Source material:
###
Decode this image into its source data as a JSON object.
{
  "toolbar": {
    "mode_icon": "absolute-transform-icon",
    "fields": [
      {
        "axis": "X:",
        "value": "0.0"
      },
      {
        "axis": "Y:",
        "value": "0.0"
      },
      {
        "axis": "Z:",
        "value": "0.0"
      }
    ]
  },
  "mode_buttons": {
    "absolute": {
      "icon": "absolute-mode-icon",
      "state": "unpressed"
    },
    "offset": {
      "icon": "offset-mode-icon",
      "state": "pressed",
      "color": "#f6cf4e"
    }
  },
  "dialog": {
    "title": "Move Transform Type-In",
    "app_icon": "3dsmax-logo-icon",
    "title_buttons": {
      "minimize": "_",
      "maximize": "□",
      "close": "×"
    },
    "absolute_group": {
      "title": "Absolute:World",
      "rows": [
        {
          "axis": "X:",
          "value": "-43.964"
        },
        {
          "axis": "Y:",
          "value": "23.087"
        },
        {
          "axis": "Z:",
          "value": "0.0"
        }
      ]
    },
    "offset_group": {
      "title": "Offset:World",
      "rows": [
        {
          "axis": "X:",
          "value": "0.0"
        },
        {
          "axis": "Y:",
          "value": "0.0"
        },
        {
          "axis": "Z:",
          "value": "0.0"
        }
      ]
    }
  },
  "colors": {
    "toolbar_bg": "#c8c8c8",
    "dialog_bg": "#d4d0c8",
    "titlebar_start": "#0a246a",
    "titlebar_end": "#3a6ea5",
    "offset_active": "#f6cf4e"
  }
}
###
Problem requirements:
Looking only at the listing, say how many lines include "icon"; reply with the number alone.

Output for this exercise:
4